EXERCISE REQUIREMENTS:
Search the records that follow and extract every line containing the string "user".

Element data from apps and pages
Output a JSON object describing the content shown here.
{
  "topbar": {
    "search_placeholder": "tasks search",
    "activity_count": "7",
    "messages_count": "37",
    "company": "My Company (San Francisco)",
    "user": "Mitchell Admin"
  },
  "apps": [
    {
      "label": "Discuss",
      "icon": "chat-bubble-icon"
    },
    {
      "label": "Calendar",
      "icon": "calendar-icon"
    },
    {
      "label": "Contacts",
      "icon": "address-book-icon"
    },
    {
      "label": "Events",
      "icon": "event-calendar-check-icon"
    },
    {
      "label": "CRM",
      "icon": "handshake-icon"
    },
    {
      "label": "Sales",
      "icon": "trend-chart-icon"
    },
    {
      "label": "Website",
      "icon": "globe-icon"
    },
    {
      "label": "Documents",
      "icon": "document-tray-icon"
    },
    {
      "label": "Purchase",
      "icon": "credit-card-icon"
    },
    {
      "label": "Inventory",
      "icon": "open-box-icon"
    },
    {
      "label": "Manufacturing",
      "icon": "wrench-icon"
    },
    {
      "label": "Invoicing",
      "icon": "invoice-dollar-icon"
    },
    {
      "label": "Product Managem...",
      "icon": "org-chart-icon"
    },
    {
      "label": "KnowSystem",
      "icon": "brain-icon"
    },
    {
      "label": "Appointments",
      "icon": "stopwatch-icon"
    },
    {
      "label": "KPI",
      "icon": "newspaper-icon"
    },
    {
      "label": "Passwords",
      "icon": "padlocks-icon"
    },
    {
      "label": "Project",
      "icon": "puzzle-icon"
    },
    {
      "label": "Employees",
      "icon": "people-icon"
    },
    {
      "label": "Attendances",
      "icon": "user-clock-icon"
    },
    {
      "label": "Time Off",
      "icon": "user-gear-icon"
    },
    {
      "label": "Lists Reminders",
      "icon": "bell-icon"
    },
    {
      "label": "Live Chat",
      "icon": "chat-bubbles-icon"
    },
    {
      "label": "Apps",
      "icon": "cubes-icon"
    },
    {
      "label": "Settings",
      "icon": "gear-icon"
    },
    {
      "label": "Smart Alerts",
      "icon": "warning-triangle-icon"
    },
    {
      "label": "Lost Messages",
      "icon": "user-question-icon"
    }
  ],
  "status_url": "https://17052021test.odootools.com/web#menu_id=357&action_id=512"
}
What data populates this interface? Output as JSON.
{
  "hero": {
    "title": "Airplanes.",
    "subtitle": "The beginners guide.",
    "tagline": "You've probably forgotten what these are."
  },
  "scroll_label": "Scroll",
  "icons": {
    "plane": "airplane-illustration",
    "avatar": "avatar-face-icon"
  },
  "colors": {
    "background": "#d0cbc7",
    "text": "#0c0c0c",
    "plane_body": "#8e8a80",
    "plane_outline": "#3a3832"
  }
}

REPLY TO THE TASK:
    "user": "Mitchell Admin"
      "icon": "user-clock-icon"
      "icon": "user-gear-icon"
      "icon": "user-question-icon"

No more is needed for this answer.